What does it take to get a professional, mid-career artist to take a week off to paint just for paints sake? Between show deadlines, keeping galleries updated with fresh work, marketing, advertising, admin stuff and having a family life of some sort, how can I possibly take a week off to paint with friends off the grid?
Imagine, no deadlines, no specific paintings to be created for a show or gallery… just putting paint down for the sake of painting… How do I convince my guilt ridden self to take off from my responsibilities at home, husband, 12 year old son, one year old puppy, and the studio to recharge my batteries?
Especially after taking two years off of teaching workshops to work on my craft!
Which really didn’t happen as I envisioned. I wanted to take a couple workshops, delve deeper into the foundations of picture making… Well, who knew I would spend the new found time in a depressed creative state, not painting at all, and telling myself I should quit painting. This has never happened before. I’m a cyclic painter, in production mode for a few months, then, time spent working on other things like framing, delivering new work, advertising, family stuff. If I get down then I just show up for work at the easel, start making marks, and I am off again on some creative adventure.
I digress, this monologue is about painting for the sake of painting, but… don’t all those elements go into being an artist? The ups and downs, the workload, keeping it all fresh and new… What happens when you don’t feel the passion, or lose the momentum that keeps you moving through a creative path of change? What happens when your inner dialog is killing your mojo, telling you that nothing you paint is good enough? What happens when an outside person of importance says it is time to change it all up, do something different, crazy, unexpected? Do you force change in your process? Do you say “eff you” to that person? Or realize there is an element of truth to his/her suggestion because you have been feeling it all along?
“Ugh, whine no more, Woman!!” I say this to myself all the time. I know how fortunate I am to be able to do what I love for a living. I am thankful to my family, who supports me through the roller coaster ride of professional creativity. And it all comes down to painting. Keeping the brush, or pastel stick moving. Engaging your brain through inspiration of word, music, the visual arts and humanity.
So, yes! I can take a week off to paint with my like-minded artist friends, in a truly inspiring place that requires some effort to get to because it makes the experience that much greater.

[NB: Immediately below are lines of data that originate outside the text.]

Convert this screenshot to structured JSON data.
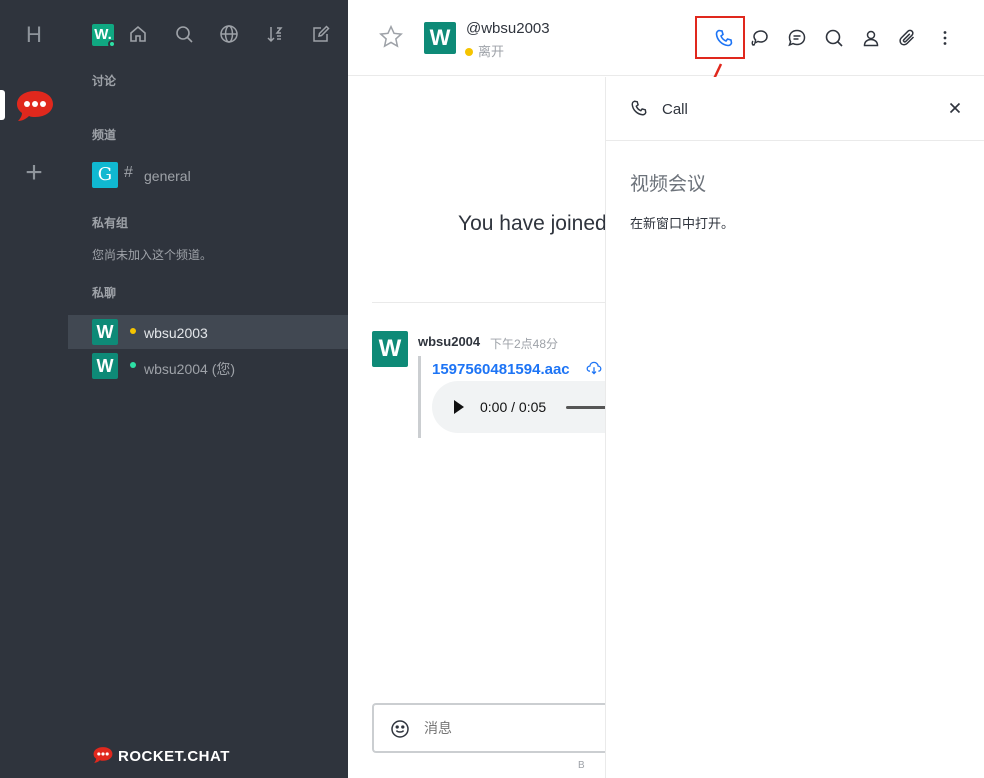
{
  "rail": {
    "home_letter": "H"
  },
  "sidebar": {
    "user_avatar_letter": "W.",
    "sections": {
      "discussions": "讨论",
      "channels": "频道",
      "private_groups": "私有组",
      "private_groups_empty": "您尚未加入这个频道。",
      "direct_messages": "私聊"
    },
    "channels": [
      {
        "avatar": "G",
        "label": "general",
        "color": "#10b8d1"
      }
    ],
    "direct_messages": [
      {
        "avatar": "W",
        "label": "wbsu2003",
        "status_color": "#f5c400",
        "avatar_color": "#0e8a77"
      },
      {
        "avatar": "W",
        "label": "wbsu2004 (您)",
        "status_color": "#2de0a5",
        "avatar_color": "#0e8a77"
      }
    ],
    "brand": "ROCKET.CHAT"
  },
  "header": {
    "avatar": "W",
    "username": "@wbsu2003",
    "status": "离开",
    "status_color": "#f5c400"
  },
  "messages": {
    "joined_text": "You have joined",
    "author_avatar": "W",
    "author": "wbsu2004",
    "time": "下午2点48分",
    "attachment_name": "1597560481594.aac",
    "audio_time": "0:00 / 0:05"
  },
  "composer": {
    "placeholder": "消息",
    "hint": "B"
  },
  "call_panel": {
    "title": "Call",
    "video_title": "视频会议",
    "open_new_window": "在新窗口中打开。"
  },
  "colors": {
    "accent": "#1d74f5",
    "highlight": "#e0281d",
    "sidebar_bg": "#2f343d"
  }
}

Hauling up the granite walls that frame Shadow Creek on the way to Ediza Lake. Well worth the 2000ft elevation gain!
The opportunity to recharge my creative juices is a blessing, a necessity, something that must be a requirement for every artist.

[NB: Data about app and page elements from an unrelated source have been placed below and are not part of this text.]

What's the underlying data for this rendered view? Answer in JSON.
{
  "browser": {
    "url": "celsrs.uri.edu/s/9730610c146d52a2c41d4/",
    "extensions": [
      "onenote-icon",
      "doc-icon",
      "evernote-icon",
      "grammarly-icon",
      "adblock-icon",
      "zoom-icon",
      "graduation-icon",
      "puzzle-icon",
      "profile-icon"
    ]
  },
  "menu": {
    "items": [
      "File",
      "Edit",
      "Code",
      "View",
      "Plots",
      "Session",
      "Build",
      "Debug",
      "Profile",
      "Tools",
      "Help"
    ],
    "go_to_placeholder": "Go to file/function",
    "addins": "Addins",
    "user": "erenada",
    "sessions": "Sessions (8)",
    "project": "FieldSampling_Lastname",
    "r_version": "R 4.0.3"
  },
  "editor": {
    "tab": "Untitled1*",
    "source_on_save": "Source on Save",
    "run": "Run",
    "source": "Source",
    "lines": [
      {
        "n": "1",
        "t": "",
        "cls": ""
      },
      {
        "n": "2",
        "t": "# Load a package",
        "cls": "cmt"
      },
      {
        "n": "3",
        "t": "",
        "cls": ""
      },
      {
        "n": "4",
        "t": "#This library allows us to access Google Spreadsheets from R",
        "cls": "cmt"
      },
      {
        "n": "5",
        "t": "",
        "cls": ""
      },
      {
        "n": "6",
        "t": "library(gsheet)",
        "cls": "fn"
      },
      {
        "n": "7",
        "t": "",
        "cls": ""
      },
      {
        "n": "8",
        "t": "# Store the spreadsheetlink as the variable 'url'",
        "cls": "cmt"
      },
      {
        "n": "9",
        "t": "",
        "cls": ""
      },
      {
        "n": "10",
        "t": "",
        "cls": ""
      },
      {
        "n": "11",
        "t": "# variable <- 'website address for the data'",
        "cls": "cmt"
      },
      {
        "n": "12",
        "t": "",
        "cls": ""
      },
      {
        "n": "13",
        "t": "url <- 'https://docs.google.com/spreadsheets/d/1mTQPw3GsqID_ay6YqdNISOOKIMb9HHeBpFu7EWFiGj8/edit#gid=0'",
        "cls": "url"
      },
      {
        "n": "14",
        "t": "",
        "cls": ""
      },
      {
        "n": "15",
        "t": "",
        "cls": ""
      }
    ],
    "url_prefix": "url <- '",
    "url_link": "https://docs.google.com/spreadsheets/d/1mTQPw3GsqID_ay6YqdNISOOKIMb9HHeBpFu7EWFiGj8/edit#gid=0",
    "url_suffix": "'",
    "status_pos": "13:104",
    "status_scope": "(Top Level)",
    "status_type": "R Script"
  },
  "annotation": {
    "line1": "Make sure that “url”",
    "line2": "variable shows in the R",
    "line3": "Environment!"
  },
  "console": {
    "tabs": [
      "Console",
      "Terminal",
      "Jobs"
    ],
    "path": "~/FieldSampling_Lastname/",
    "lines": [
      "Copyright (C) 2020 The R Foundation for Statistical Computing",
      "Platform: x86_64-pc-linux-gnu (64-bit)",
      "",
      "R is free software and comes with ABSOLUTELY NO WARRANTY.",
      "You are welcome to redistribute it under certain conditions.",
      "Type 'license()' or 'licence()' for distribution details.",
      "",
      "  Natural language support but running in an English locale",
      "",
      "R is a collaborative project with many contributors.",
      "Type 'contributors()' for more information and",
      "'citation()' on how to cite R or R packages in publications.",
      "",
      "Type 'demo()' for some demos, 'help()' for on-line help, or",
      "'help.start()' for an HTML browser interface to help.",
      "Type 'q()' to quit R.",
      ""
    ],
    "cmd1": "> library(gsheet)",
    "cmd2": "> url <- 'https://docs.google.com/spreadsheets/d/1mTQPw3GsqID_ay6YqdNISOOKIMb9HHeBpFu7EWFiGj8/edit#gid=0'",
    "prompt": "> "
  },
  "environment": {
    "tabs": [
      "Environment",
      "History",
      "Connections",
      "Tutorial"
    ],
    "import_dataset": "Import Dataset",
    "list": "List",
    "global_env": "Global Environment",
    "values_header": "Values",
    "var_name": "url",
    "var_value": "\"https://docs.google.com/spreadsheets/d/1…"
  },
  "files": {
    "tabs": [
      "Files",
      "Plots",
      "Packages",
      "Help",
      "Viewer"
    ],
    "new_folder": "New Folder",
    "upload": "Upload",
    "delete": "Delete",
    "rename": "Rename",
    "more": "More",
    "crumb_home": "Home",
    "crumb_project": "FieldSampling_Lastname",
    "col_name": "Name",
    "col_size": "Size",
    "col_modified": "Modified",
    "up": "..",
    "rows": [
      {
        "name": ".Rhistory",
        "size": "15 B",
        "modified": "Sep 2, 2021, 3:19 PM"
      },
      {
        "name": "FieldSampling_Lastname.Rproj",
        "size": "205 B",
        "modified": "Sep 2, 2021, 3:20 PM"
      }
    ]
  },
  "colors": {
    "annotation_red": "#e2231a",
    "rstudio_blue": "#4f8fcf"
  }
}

I am grateful to have joined seven other artists, including our dear Lori Putnam on an adventure to the Eastern Sierra’s last week. We laughed, dined, painted and repeated for six days. Our experience, a small slice of heaven, with a nightly bear appearance, a coyote drive-by, and just putting pigment down for the sake of pushing paint around.
Part way up a scramble, I just had to paint before I reached these exquisite falls for my Sierra Selfie.
Paintings for paints sake!! ;-)
Descending to Agnew Meadows.
On the way back to Agnew Meadows, I reflect on the preciousness of time and how easy it is to waste what little we are given. I encourage you to take a little bit of time off to just do something that puts a smile on your face and makes you breath deeply. I did.
Refreshed, restored, renewed… It was truly worth taking a week off the grid to paint just for paints sake.
Sincerely, Kim Lordier
Photography and artwork 2016 Kim Lordier
Visit Kim's website to see more of her work.